"Among studies examining the relationship between food environment and body size, this work is among the first to measure the food environment comprehensively," said EHP editor-in-chief Hugh A. Tilson, PhD.

National Health and Nutrition Examination Survey data show that 32% of Americans over the age of 20 are obese. According to the New York City Department of Health and Mental Hygiene statistics, New York City faces a high rate of obesity, and the availability of residential neighborhood resources supporting physical activity and healthy food choices may influence overall obesity rates.


Contact: stephanie berger
Columbia University's Mailman School of Public Health

Related biology news :

1. Genetic differences between yeasts greater than those between humans and chimpanzees
2. Study identifies genetic variants giving rise to differences in metabolism
3. Study sheds light on genetic differences that cause a childhood eye disease
4. Researchers note differences between people and animals on calorie restriction
5. Defining DNA differences to track and tackle typhoid
6. Negligent, attentive mouse mothers show biological differences
7. Sex differences in the brains serotonin system
8. Tiny genetic differences have huge consequences: McGill researchers
9. Worms take the sniff test to reveal sex differences in brain
10. Analysis of breast and colon cancer genes finds many areas of differences between tumors
11. Genetic differences in clover make one type toxic
Post Your Comments:
(Date:5/16/2016)... , May 16, 2016   EyeLock LLC , ... announced the opening of an IoT Center of Excellence ... and expand the development of embedded iris biometric applications. ... level of convenience and security with unmatched biometric accuracy, ... identity aside from DNA. EyeLock,s platform uses video technology ...

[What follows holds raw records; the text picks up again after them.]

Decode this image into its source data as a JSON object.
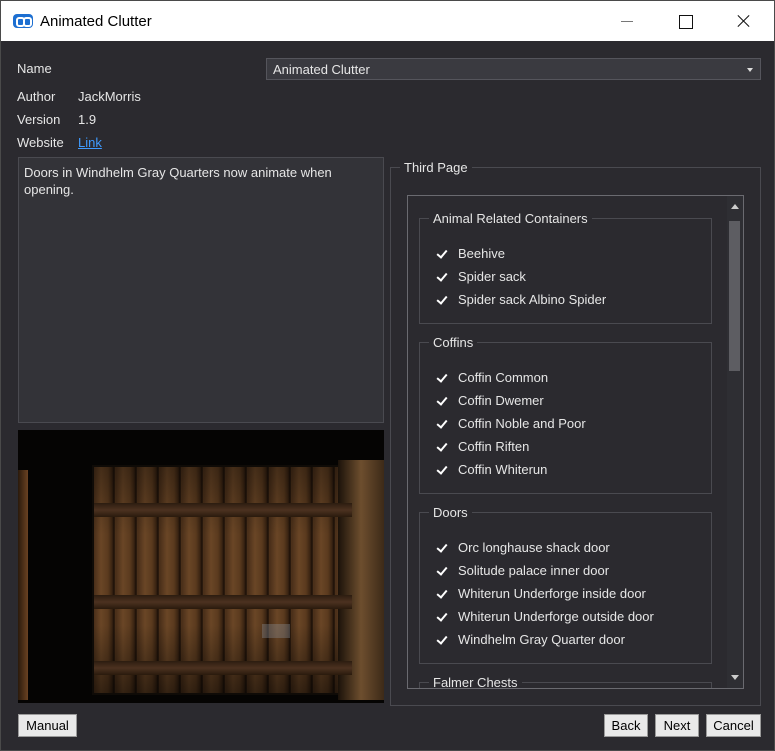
{
  "window": {
    "title": "Animated Clutter"
  },
  "info": {
    "name_label": "Name",
    "name_value": "Animated Clutter",
    "author_label": "Author",
    "author_value": "JackMorris",
    "version_label": "Version",
    "version_value": "1.9",
    "website_label": "Website",
    "website_link": "Link"
  },
  "description": "Doors in Windhelm Gray Quarters now animate when opening.",
  "page": {
    "title": "Third Page",
    "categories": [
      {
        "title": "Animal Related Containers",
        "items": [
          {
            "label": "Beehive",
            "checked": true
          },
          {
            "label": "Spider sack",
            "checked": true
          },
          {
            "label": "Spider sack Albino Spider",
            "checked": true
          }
        ]
      },
      {
        "title": "Coffins",
        "items": [
          {
            "label": "Coffin Common",
            "checked": true
          },
          {
            "label": "Coffin Dwemer",
            "checked": true
          },
          {
            "label": "Coffin Noble and Poor",
            "checked": true
          },
          {
            "label": "Coffin Riften",
            "checked": true
          },
          {
            "label": "Coffin Whiterun",
            "checked": true
          }
        ]
      },
      {
        "title": "Doors",
        "items": [
          {
            "label": "Orc longhause shack door",
            "checked": true
          },
          {
            "label": "Solitude palace inner door",
            "checked": true
          },
          {
            "label": "Whiterun Underforge inside door",
            "checked": true
          },
          {
            "label": "Whiterun Underforge outside door",
            "checked": true
          },
          {
            "label": "Windhelm Gray Quarter door",
            "checked": true
          }
        ]
      },
      {
        "title": "Falmer Chests",
        "items": []
      }
    ]
  },
  "buttons": {
    "manual": "Manual",
    "back": "Back",
    "next": "Next",
    "cancel": "Cancel"
  },
  "icons": {
    "app": "app-logo-icon",
    "minimize": "minimize-icon",
    "maximize": "maximize-icon",
    "close": "close-icon",
    "dropdown": "chevron-down-icon",
    "check": "checkmark-icon"
  },
  "colors": {
    "background": "#2b2a2f",
    "link": "#3f9bff",
    "accent": "#1d6fd1"
  }
}
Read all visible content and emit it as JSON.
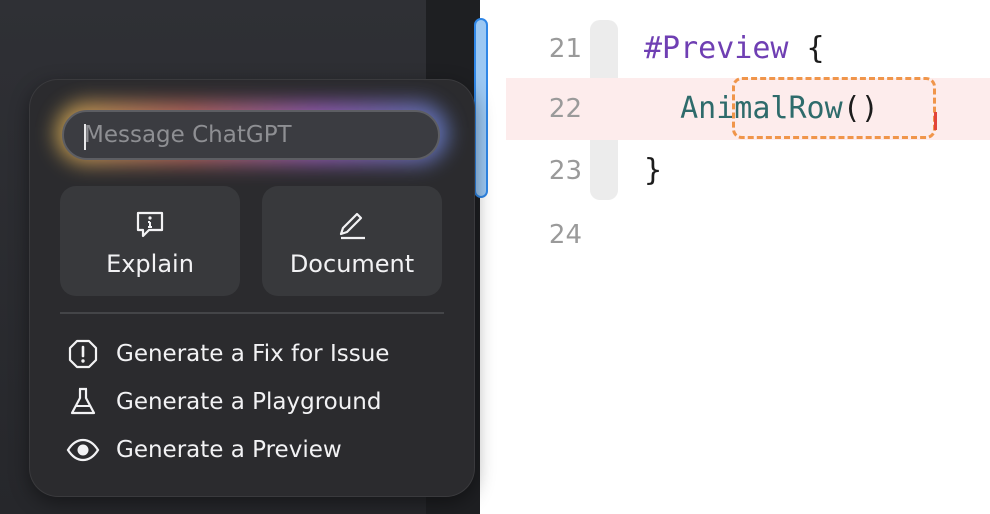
{
  "chat": {
    "input_placeholder": "Message ChatGPT"
  },
  "actions": {
    "explain_label": "Explain",
    "document_label": "Document"
  },
  "menu": {
    "items": [
      {
        "label": "Generate a Fix for Issue",
        "icon": "exclamation-circle-icon"
      },
      {
        "label": "Generate a Playground",
        "icon": "flask-icon"
      },
      {
        "label": "Generate a Preview",
        "icon": "eye-icon"
      }
    ]
  },
  "editor": {
    "lines": [
      {
        "number": "21",
        "parts": [
          "#Preview",
          " {"
        ]
      },
      {
        "number": "22",
        "parts": [
          "AnimalRow",
          "()"
        ]
      },
      {
        "number": "23",
        "parts": [
          "}"
        ]
      },
      {
        "number": "24",
        "parts": []
      }
    ]
  },
  "colors": {
    "popup_bg": "#2b2b2e",
    "keyword": "#6f3fb3",
    "type": "#2e6b6b",
    "highlight_line": "#fdecec",
    "selection_border": "#f0954a",
    "scroll_accent": "#2f86e6"
  }
}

(Date:4/28/2016)... April 28, 2016 First quarter 2016:   ... 966% compared with the first quarter of 2015 The ... 589.1 M (loss: 18.8) and the operating margin was 40% (-13) ... Cash flow from operations was SEK 249.9 M (21.2) ... guidance is unchanged, SEK 7,000-8,500 M. The operating margin ...

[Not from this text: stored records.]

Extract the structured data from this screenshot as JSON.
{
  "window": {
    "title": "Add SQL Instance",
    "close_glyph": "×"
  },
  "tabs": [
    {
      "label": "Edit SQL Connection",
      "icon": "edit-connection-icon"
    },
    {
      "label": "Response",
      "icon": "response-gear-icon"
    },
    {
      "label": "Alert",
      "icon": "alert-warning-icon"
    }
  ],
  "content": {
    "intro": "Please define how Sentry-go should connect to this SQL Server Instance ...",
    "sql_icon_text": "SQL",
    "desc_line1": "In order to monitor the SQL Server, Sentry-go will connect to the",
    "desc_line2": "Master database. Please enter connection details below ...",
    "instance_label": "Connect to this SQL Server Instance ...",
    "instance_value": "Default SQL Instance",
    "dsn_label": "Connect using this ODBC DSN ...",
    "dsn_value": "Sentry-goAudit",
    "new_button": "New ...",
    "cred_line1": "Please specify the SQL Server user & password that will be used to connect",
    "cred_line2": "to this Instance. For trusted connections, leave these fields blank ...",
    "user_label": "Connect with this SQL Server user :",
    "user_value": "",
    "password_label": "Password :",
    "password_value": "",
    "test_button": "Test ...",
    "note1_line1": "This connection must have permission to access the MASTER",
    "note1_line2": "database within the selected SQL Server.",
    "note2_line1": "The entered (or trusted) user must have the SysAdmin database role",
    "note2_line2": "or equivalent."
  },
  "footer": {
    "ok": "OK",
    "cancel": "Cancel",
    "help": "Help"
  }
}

(Date:4/15/2016)... 15, 2016 Research and ... Biometrics Market 2016-2020,"  report to their offering.  , ... , ,The global gait biometrics market is expected ... the period 2016-2020. Gait analysis generates ... be used to compute factors that are not ...

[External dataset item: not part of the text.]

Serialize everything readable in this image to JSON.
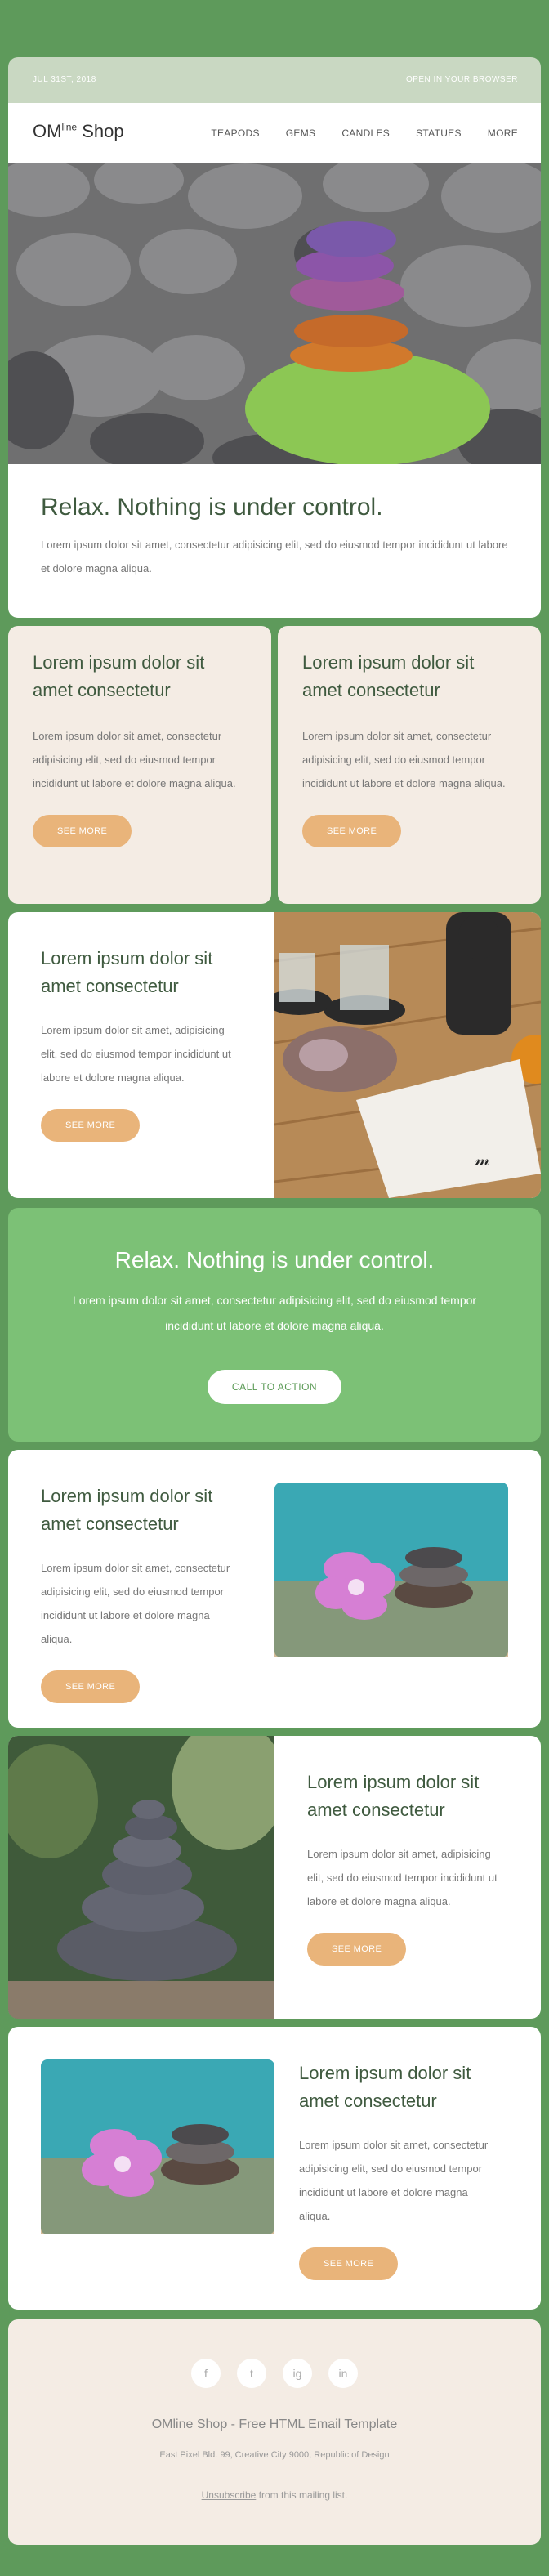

Breaking Biology News(10 mins):
(Date:6/27/2016)... (PRWEB) , ... June 27, 2016 , ... ... operations for Amgen, will join the faculty of the University of North ... adjunct professor of strategy and entrepreneurship at UNC Kenan-Flagler, with a focus on ...
(Date:6/24/2016)... June 24, 2016  Regular discussions on a range of ... between the two entities said Poloz. Speaking at ... Ottawa , he pointed to the country,s inflation target, ... government. "In certain ... institutions have common economic goals, why not sit down and ...
(Date:6/24/2016)... ... , ... Researchers at the Universita Politecnica delle Marche in Ancona combed medical ... mesothelioma. Their findings are the subject of a new article on the Surviving Mesothelioma ... in the blood, lung fluid or tissue of mesothelioma patients that can help point ...
(Date:6/23/2016)... Mass. , June 23, 2016   ... development of novel compounds designed to target cancer ... napabucasin, has been granted Orphan Drug Designation from ... the treatment of gastric cancer, including gastroesophageal junction ... stemness inhibitor designed to inhibit cancer stemness pathways ...
Breaking Biology Technology: